* WHAT YOU WILL DO: Among the records below, how many lines contain "illustration"? State the number and nothing more.

* ENTRIES PROVIDED:
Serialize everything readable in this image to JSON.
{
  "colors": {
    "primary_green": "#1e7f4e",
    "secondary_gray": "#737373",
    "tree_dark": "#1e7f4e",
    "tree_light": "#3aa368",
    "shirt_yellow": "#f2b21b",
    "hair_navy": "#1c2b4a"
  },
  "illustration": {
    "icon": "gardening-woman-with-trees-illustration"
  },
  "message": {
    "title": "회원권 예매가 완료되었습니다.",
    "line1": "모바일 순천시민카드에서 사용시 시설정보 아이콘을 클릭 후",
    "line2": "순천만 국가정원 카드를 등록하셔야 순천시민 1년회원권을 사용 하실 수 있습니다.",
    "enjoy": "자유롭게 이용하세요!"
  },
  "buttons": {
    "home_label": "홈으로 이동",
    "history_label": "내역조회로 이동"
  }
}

* EXERCISE RESULT: 2